It was well known because evidence was everywhere. Center for Media and Democracy, for example, a lawyer-driven NGO that exists to target scientists and Republicans using their blog sites like Sourcewatch, got $500,000 in dark money funding in 2015 and ironically (since they claim to demand transparency) refused to disclose where it came from. When it comes to food, Russia's other top export, organic industry trade groups in the U.S. have collaborated with propaganda sites Russia Today and Sputnik so often that critics on social media began overtly making the link:

They have even tried to get their own in power. Recently, the anti-science lawsuit group Center for Food Safety paid substantial "consulting" fees to former Democratic Presidential candidate Dennis Kucinich, who had endorsed the Russian-supported military campaign in Syria and claimed our CIA was behind the Russian incursion into Crimea.

That's not to say these groups love Russia; it is instead that they hate things about America, like free markets, science, diversity, and Republicans, that Russia does too. American environmentalists are "useful idiots", as Bogdan Raditsa, who called himself and others such in 1946 after he had naïvely joined the communist Tito's Yuooslavia government.
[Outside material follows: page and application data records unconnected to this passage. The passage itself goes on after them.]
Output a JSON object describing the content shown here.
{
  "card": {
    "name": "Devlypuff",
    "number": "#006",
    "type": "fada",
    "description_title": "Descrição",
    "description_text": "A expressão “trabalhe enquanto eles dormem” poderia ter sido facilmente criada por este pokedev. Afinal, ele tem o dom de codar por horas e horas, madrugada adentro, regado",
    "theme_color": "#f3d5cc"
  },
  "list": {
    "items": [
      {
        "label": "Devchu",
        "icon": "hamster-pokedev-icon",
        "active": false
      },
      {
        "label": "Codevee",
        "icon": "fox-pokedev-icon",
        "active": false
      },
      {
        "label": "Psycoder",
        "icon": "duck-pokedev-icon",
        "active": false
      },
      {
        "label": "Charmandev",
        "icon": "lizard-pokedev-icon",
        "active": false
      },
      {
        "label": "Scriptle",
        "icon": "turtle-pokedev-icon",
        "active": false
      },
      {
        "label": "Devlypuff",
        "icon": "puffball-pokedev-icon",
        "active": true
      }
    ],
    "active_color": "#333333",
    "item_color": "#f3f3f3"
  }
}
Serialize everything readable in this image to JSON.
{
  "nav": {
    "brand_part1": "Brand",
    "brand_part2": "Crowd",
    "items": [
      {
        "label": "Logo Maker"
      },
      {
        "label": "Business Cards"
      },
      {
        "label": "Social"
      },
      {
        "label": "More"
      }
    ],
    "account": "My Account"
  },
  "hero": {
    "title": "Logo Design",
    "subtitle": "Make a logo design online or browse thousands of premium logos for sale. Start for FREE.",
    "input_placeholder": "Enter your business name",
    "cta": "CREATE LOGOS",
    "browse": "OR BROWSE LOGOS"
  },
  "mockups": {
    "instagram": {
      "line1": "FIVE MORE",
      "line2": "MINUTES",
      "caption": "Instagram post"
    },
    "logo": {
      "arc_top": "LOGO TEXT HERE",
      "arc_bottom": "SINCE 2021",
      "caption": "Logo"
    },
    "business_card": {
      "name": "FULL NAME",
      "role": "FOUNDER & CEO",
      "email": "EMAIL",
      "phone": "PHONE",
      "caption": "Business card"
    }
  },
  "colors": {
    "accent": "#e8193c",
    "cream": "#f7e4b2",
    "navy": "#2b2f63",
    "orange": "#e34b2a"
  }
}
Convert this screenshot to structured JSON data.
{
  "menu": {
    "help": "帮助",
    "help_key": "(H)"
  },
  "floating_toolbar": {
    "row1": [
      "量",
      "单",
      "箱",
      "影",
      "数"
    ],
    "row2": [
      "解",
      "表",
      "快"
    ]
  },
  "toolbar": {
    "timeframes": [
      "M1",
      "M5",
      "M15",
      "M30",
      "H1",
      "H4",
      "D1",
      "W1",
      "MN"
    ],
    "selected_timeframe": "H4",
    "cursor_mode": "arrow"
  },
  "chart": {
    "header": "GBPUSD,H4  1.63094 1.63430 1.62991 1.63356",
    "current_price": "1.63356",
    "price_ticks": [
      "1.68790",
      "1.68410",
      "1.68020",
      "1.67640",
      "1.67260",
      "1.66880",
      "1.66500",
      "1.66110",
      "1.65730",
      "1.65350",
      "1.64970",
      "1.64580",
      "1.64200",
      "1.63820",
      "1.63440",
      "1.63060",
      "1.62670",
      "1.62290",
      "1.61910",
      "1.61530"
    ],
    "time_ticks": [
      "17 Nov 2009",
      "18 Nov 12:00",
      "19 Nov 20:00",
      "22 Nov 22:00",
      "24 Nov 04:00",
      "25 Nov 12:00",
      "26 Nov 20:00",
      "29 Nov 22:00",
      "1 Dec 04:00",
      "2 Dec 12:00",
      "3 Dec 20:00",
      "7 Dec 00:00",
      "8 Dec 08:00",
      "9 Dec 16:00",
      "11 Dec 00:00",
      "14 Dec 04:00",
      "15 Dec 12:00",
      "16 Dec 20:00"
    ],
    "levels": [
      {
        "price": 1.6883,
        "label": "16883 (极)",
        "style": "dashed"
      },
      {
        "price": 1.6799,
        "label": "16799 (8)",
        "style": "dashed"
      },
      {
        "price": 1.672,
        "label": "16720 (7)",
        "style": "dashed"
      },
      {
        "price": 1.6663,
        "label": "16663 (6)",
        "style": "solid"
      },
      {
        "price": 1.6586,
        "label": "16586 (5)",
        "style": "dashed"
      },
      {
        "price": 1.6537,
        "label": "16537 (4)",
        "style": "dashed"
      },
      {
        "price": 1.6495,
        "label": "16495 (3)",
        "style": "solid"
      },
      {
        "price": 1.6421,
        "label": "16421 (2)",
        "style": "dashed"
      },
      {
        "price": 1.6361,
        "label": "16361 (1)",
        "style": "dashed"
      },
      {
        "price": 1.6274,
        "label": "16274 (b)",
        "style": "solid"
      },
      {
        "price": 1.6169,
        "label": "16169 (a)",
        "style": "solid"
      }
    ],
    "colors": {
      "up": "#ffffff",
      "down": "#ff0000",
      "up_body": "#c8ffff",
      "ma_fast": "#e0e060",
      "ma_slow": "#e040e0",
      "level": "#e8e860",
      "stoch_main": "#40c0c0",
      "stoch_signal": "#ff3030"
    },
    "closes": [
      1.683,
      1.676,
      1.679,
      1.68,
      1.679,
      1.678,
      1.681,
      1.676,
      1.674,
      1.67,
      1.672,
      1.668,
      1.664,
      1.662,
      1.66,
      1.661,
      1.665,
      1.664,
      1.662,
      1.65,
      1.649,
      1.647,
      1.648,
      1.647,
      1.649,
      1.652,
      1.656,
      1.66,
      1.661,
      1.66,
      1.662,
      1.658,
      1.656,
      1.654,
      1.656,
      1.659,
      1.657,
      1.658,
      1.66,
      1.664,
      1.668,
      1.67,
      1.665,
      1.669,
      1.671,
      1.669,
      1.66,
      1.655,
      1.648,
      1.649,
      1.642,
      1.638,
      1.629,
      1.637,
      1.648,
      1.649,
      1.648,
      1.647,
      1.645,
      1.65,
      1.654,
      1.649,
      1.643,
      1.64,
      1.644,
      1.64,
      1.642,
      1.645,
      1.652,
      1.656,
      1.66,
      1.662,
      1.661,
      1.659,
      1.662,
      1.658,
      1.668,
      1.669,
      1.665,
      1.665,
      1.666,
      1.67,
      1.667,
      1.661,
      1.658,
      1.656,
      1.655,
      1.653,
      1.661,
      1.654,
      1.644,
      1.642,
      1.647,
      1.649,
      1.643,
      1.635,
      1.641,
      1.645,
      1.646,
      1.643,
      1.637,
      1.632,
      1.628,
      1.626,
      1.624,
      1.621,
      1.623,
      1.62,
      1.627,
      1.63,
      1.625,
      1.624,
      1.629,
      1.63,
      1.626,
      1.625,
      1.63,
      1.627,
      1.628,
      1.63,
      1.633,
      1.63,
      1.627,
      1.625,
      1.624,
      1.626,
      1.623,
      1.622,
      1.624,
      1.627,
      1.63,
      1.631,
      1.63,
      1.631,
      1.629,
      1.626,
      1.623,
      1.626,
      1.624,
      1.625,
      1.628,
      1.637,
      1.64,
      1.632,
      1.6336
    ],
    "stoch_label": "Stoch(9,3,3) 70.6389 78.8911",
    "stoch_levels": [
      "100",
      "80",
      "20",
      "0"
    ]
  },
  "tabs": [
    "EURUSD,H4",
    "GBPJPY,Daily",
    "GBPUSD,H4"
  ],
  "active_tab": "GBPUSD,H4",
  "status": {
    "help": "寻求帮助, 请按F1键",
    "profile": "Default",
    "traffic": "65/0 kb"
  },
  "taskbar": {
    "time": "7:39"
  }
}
Mark Lynas, writing at Cornell Alliance for Science, noted that in January Russia Today was already claiming 5G was causing coronavirus. But anti-science activists have a response for that ready. Alliance For Science gets funding from the Gates Foundation and Gates Foundation is also funding multiple coronavirus vaccine labs. Thus in bizarre cui bono? systemic conspiracy fables, Gates Foundation is spreading coronavirus in order to cure it and make money in his corporation-y buildings.

This EU site even tracks Russian disinformation so the public can trace the lineage of environmental NGO claims there.

Source: EUvsDisinfo, created by European Union's East StratCom Task Force, which exists to help EU member nations recognize Russian interference.

Environmental activists think 'balance of nature' is real and not just an ecological metaphor so their gullibility on smartphones is easy to understand. 5G is simply faster cellular service than 4G or 3G. It is non-ionizing radiation and less of it than you are getting from a light bulb while reading this article, but the people buying into conspiracy tales don't understand the difference between ionizing radiation - like the all-natural cosmic rays beaming into them from space every second of their lives - versus non-ionizing radiation, which cannot do anything to your atoms, like the light inside your refrigerator when you open it.

They are typically aided by the usual suspects always aligned against American science; AlterNet, Huffington Post, an alarming number of activists inside the New York University Arthur L. Carter Journalism Institute, and various partisan academics who have never worked on a farm or in a technology field in their lives.

They even claim to be opposed to Russia, which Russia loves. Russian propaganda sites want environmental lawyer (and thus unsurprisingly anti-vaccine) guru Robert F. Kennedy Jr. to claim that 5G is part of a communist takeover. The same way that they liked journalists claiming a tiny amount of money from Russia chose our President in 2016. That Mike Bloomberg only got one primary delegate after spending $500 million in January but Putin bought the White House for a percent of a percent of that makes such arguments look more ridiculous than they already did. But if 44 percent of American voters believe it, Russia cackles all the way to the negotiating table.


What do Russia Today and Robert F. Kennedy share in common? Almost everything. But he doesn't think Russians killed his uncle, President Kennedy, he thinks his own government did. Russia loves that too, since their link to the actual assassin is well-documented.

Russians want Americans to believe they have that kind of influence. And in places where they can actually gain it, like the environmental movement, they will happily pay to play.

The EU, who are the largest markets for Russia in both food and energy, have finally begun to fight back against Russians claiming that science is a Vast Right Wing Conspiracy. Perhaps coronavirus will be the thing that sends the anti-science movement into the junk heap of history here as well.